### Problem description
Could you copy every line of the data that contains the word "JSON"?

- Opening Delimiter -

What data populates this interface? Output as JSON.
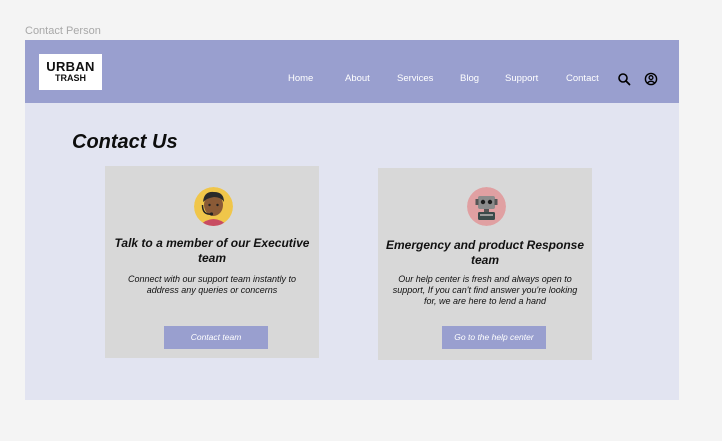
{
  "frame_label": "Contact Person",
  "logo": {
    "line1": "URBAN",
    "line2": "TRASH"
  },
  "nav": {
    "items": [
      {
        "label": "Home"
      },
      {
        "label": "About"
      },
      {
        "label": "Services"
      },
      {
        "label": "Blog"
      },
      {
        "label": "Support"
      },
      {
        "label": "Contact"
      }
    ],
    "icons": [
      "search-icon",
      "account-icon"
    ]
  },
  "page_title": "Contact Us",
  "cards": [
    {
      "title": "Talk to a member of our Executive team",
      "description": "Connect with our support team instantly to address any queries or concerns",
      "button": "Contact team",
      "avatar": "person-with-headset-avatar"
    },
    {
      "title": "Emergency and product Response team",
      "description": "Our help center is fresh and always open to support, If you can't find answer you're looking for, we are here to lend a hand",
      "button": "Go to the help center",
      "avatar": "robot-avatar"
    }
  ],
  "colors": {
    "navbar": "#999fcf",
    "frame_background": "#e2e4f1",
    "card": "#d8d8d8",
    "button": "#999fcf"
  }
}
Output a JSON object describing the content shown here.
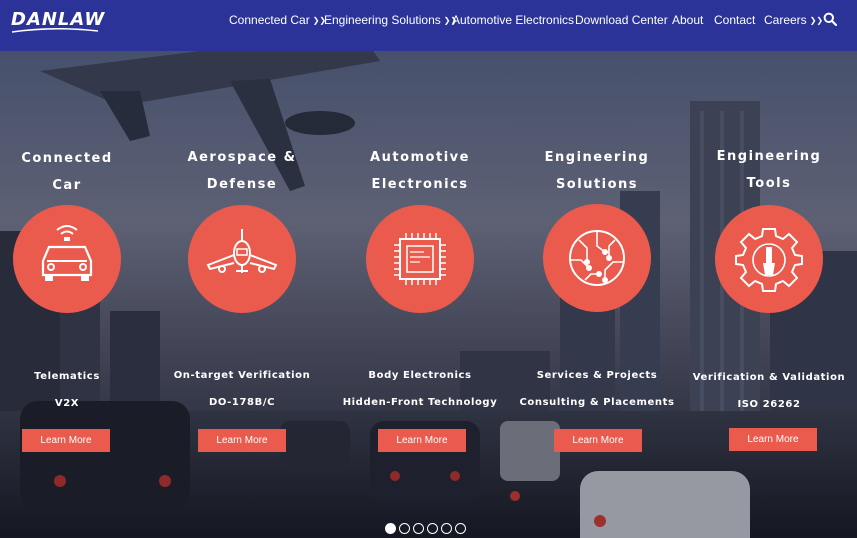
{
  "brand": {
    "logo_text": "DANLAW"
  },
  "nav": {
    "items": [
      {
        "label": "Connected Car",
        "has_dropdown": true
      },
      {
        "label": "Engineering Solutions",
        "has_dropdown": true
      },
      {
        "label": "Automotive Electronics",
        "has_dropdown": false
      },
      {
        "label": "Download Center",
        "has_dropdown": false
      },
      {
        "label": "About",
        "has_dropdown": false
      },
      {
        "label": "Contact",
        "has_dropdown": false
      },
      {
        "label": "Careers",
        "has_dropdown": true
      }
    ],
    "dropdown_icon": "double-chevron-down-icon",
    "search_icon": "search-icon"
  },
  "cards": [
    {
      "title_1": "Connected",
      "title_2": "Car",
      "icon": "connected-car-icon",
      "line1": "Telematics",
      "line2": "V2X",
      "button": "Learn More"
    },
    {
      "title_1": "Aerospace &",
      "title_2": "Defense",
      "icon": "airplane-icon",
      "line1": "On-target Verification",
      "line2": "DO-178B/C",
      "button": "Learn More"
    },
    {
      "title_1": "Automotive",
      "title_2": "Electronics",
      "icon": "chip-icon",
      "line1": "Body Electronics",
      "line2": "Hidden-Front Technology",
      "button": "Learn More"
    },
    {
      "title_1": "Engineering",
      "title_2": "Solutions",
      "icon": "circuit-brain-icon",
      "line1": "Services & Projects",
      "line2": "Consulting & Placements",
      "button": "Learn More"
    },
    {
      "title_1": "Engineering",
      "title_2": "Tools",
      "icon": "gear-wrench-icon",
      "line1": "Verification & Validation",
      "line2": "ISO 26262",
      "button": "Learn More"
    }
  ],
  "slider": {
    "total": 6,
    "active_index": 0
  },
  "colors": {
    "nav_bg": "#2b3398",
    "accent": "#ea5b4d",
    "text": "#ffffff"
  }
}
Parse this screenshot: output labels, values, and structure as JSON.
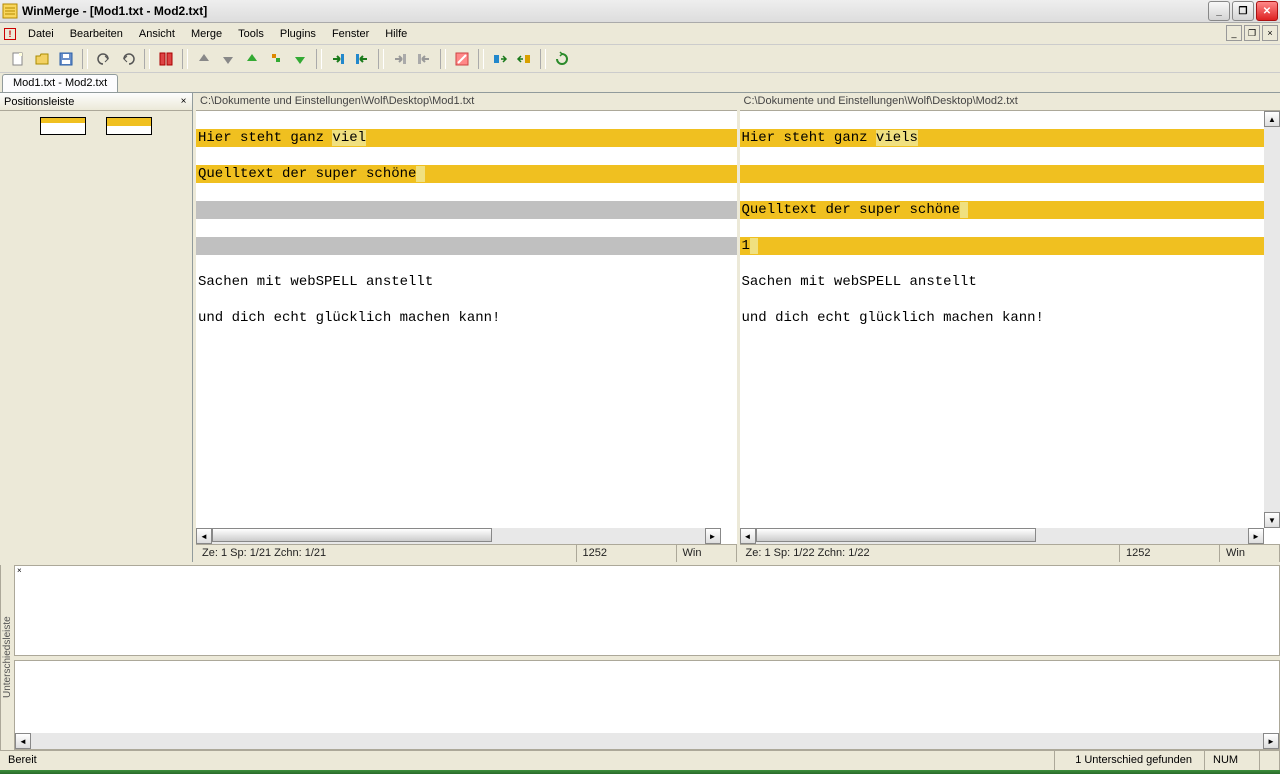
{
  "title": "WinMerge - [Mod1.txt - Mod2.txt]",
  "menu": {
    "datei": "Datei",
    "bearbeiten": "Bearbeiten",
    "ansicht": "Ansicht",
    "merge": "Merge",
    "tools": "Tools",
    "plugins": "Plugins",
    "fenster": "Fenster",
    "hilfe": "Hilfe"
  },
  "doctab": "Mod1.txt - Mod2.txt",
  "location_header": "Positionsleiste",
  "left": {
    "path": "C:\\Dokumente und Einstellungen\\Wolf\\Desktop\\Mod1.txt",
    "line1a": "Hier steht ganz ",
    "line1b": "viel",
    "line1c": "",
    "line2": "Quelltext der super schöne",
    "line3": "Sachen mit webSPELL anstellt",
    "line4": "und dich echt glücklich machen kann!",
    "stat_pos": "Ze: 1  Sp: 1/21  Zchn: 1/21",
    "stat_cp": "1252",
    "stat_eol": "Win"
  },
  "right": {
    "path": "C:\\Dokumente und Einstellungen\\Wolf\\Desktop\\Mod2.txt",
    "line1a": "Hier steht ganz ",
    "line1b": "viels",
    "line1c": "",
    "line2": "Quelltext der super schöne",
    "lineextra": "1",
    "line3": "Sachen mit webSPELL anstellt",
    "line4": "und dich echt glücklich machen kann!",
    "stat_pos": "Ze: 1  Sp: 1/22  Zchn: 1/22",
    "stat_cp": "1252",
    "stat_eol": "Win"
  },
  "diff_sidebar": "Unterschiedsleiste",
  "status": {
    "ready": "Bereit",
    "diffs": "1 Unterschied gefunden",
    "num": "NUM"
  }
}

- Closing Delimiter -

### Solution
What data populates this interface? Output as JSON.
Output a JSON object describing the content shown here.
Parse this screenshot: output labels, values, and structure as JSON.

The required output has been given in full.